═════ Information given
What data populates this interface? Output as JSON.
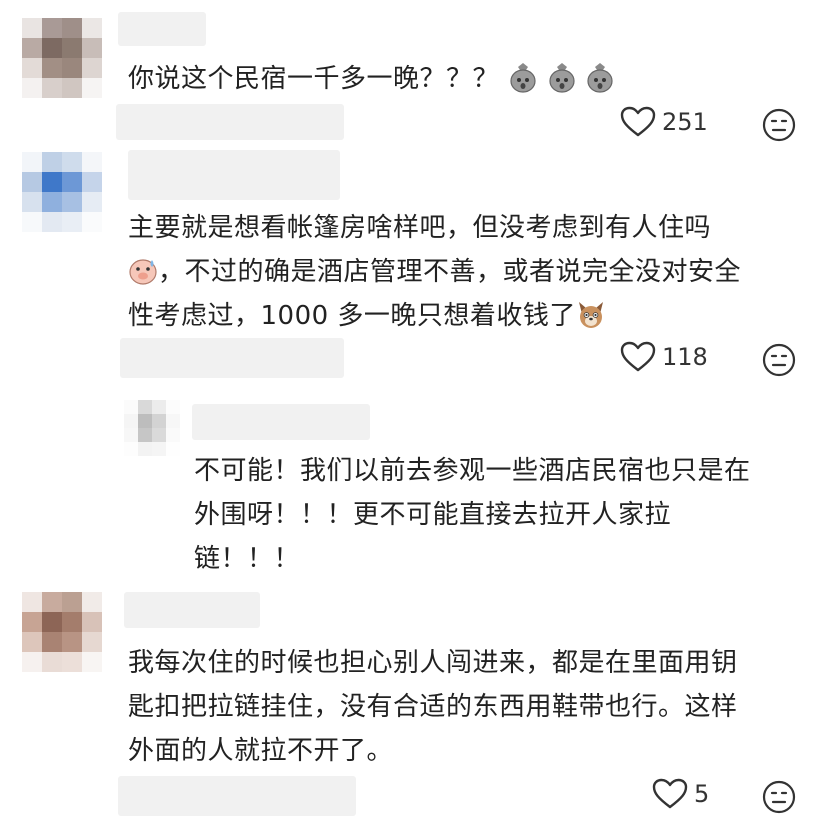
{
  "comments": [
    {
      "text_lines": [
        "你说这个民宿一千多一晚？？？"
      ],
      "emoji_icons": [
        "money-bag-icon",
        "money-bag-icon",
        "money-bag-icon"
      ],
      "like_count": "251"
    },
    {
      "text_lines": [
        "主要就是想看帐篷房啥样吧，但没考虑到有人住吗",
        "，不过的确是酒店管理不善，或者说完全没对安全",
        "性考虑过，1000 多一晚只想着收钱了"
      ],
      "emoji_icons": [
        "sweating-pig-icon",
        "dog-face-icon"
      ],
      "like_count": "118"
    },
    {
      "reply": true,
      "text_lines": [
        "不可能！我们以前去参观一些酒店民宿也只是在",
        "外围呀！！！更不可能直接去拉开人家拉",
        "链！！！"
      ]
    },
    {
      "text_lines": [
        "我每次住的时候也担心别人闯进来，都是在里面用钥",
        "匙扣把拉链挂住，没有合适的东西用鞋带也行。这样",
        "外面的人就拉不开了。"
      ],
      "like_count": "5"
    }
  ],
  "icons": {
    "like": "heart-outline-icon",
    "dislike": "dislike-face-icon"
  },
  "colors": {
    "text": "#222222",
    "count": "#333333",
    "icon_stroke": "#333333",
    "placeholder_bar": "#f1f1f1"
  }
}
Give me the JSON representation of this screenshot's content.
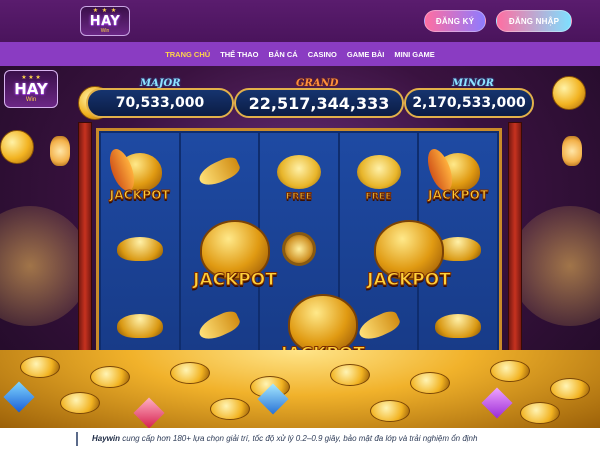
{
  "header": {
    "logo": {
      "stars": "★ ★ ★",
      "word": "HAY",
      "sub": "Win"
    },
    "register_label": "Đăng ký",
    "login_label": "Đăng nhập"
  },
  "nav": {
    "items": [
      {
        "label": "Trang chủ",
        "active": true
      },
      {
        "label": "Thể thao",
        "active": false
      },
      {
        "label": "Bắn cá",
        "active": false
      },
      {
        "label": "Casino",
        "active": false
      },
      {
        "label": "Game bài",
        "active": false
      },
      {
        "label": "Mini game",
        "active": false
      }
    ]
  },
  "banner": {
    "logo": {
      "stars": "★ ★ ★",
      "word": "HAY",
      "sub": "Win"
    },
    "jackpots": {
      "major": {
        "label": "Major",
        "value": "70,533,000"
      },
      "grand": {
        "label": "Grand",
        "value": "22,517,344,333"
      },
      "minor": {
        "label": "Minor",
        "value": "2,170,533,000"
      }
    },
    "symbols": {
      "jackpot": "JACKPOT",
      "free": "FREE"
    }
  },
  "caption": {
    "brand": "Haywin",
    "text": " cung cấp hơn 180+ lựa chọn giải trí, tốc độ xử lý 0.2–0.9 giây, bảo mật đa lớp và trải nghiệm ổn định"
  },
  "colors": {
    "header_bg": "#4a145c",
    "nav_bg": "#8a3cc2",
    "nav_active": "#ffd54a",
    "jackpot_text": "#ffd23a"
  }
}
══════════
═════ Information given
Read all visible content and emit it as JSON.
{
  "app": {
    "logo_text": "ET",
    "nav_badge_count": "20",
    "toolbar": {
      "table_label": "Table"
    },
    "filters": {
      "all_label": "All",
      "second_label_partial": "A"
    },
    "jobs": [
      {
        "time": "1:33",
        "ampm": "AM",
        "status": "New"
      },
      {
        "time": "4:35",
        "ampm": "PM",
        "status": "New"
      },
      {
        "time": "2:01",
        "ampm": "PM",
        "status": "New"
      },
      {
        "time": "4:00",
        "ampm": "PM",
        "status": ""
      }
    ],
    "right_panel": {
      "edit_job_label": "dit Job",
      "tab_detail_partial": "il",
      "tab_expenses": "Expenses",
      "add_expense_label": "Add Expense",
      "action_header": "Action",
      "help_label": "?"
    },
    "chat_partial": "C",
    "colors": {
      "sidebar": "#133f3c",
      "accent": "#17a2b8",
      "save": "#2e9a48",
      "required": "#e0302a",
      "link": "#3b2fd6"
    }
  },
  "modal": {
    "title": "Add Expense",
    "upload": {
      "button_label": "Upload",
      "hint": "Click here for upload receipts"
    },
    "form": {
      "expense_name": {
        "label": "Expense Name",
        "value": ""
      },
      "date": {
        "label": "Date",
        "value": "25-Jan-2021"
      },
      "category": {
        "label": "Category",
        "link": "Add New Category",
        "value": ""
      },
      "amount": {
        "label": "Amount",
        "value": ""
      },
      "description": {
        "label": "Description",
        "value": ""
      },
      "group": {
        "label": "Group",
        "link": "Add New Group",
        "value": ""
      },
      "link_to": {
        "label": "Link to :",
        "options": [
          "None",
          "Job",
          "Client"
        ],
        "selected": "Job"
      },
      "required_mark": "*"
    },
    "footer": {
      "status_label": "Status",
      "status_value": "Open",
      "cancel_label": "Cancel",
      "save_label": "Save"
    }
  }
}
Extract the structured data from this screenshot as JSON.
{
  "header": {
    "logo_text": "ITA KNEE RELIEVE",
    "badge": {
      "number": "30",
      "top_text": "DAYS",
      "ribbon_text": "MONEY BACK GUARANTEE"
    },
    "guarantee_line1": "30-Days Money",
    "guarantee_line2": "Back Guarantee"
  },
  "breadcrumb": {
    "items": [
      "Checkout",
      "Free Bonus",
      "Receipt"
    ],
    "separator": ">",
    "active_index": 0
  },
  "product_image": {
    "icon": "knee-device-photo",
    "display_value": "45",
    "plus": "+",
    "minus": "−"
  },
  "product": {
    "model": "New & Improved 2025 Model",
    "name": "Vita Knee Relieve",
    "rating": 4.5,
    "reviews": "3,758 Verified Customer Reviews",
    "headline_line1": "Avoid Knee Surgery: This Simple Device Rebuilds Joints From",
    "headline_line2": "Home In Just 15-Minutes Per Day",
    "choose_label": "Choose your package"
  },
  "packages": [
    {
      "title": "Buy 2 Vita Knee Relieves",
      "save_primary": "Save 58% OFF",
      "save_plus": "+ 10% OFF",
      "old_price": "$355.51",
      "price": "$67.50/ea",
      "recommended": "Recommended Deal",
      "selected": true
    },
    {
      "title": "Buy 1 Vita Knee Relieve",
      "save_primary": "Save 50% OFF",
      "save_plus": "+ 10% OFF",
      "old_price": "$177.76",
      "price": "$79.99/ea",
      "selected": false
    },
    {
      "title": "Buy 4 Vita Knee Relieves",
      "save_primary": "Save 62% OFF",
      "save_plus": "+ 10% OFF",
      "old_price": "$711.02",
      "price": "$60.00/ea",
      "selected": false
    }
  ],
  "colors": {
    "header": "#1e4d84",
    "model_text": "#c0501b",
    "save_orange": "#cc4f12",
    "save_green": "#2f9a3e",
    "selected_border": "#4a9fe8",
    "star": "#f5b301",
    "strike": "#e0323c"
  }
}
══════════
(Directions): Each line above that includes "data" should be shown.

(The completed task):
What data populates this interface? Output as JSON.
Extract the structured data from this screenshot as JSON.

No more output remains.